Honestly, the hard “work” was far beforehand and did not make me a happy youngster. Beginning at the age of 8, I took piano lessons at my mom’s insistence. Without hesitation, I can tell you piano lessons were every Saturday at noon — at the same time as kickball with the neighborhood kids. Needless to say, I was reluctant to go.

My Diamante is my piano now, nothing more and nothing less. Mom gets the credit for my piano skills. One of the FBLA leaders pointed out to me court reporting as being a profession that would combine both these skills. I enjoyed both, and so I pursued court reporting.

Do you have a favorite gadget? If so, what it is, and why do you like it?

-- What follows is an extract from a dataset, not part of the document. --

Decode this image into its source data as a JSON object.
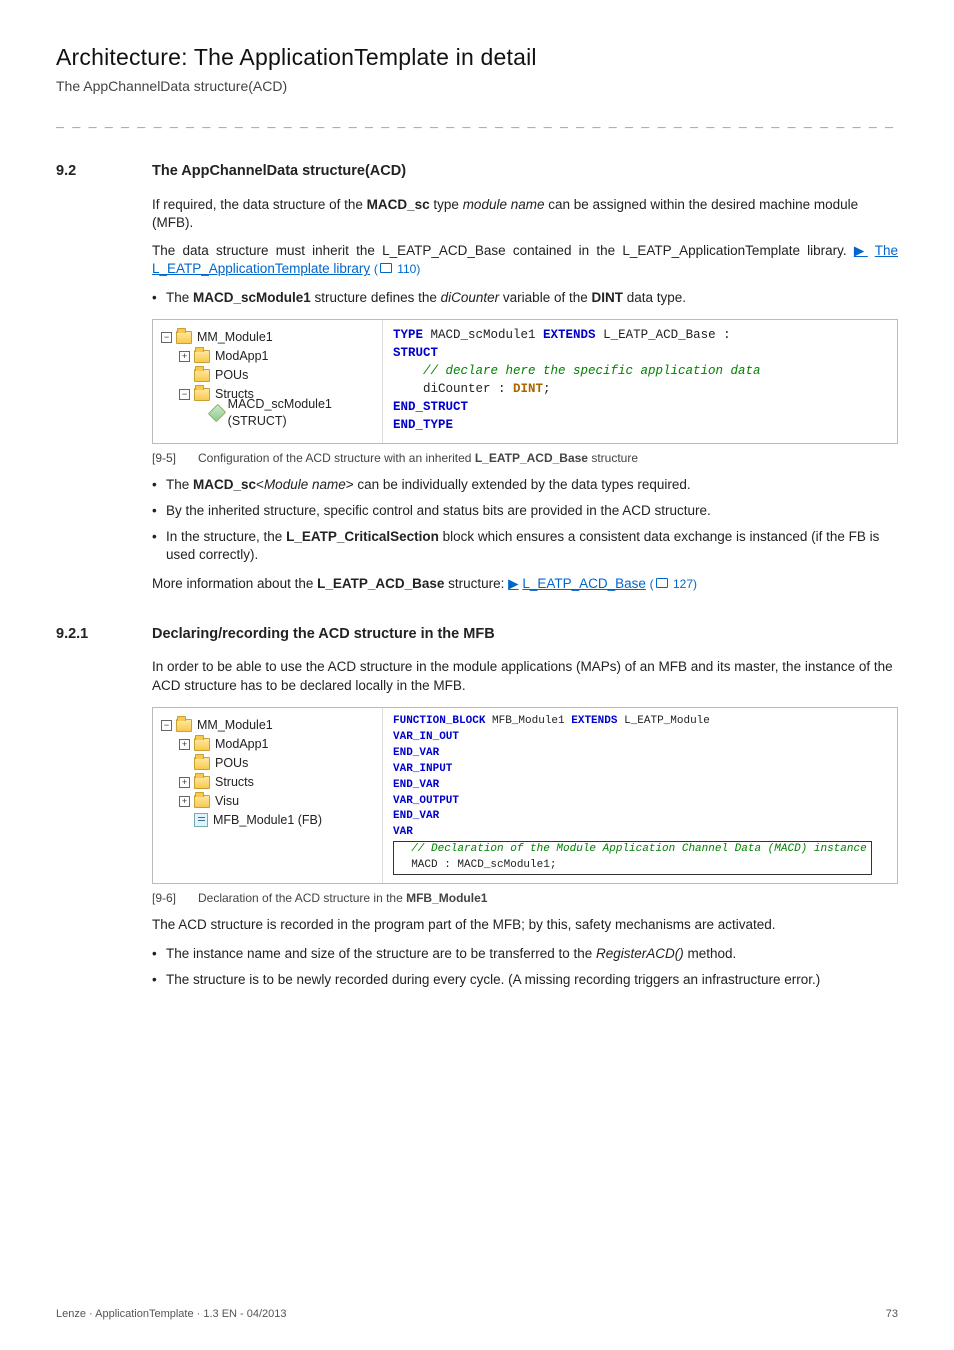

I love technology. My favorite gadget, which has come in extremely handy, is an iPhone app, TurboScan. This app allows you to scan in a document by taking a picture of it, e.g., original exhibits the attorney wants to retain, and sends a PDF of the document to your email. Handy, handy, handy.

What are you most proud of in your career? Can you tell us what that experience was like?

I am most proud of being a CART provider and developing a remote CART program. CART squeezes my heart bigtime. Four years ago I got a call from the University of Kentucky to provide CART for a student coming on board as a freshman. I jumped at the opportunity, although I had lots of fears, including where to park on campus. In a sea of undergraduate students, I found the student I was captioning for and captioned a class in an auditorium-seated room with cables from my steno machine to my computer to, ultimately, Alex’s computer. At the end of class, Alex came to me and said, “Thank you so much. I had no idea how much I wasn’t hearing. This helps me so much.”

Realizing that a freshman in college does not need me plugging cables into his computer every day, I spent endless hours with an IT professional to develop a remote CART program. Within a month, Alex was without cables, although I was still in the classroom. By the end of three months, there was no captioner in the room and we were providing CART with no cables.

Our remote captioning program today is seamless and amazing. I have captioned conferences taking place in Puerto Rico from my home in Lexington. In this instance, my audio feed included the “client” showing others at the conference how he could “hear.” When he cried, so did I. Last semester we had eight students receiving captions from captioners all across the United States. The experience cannot be put in words. CART squeezes your heart, period.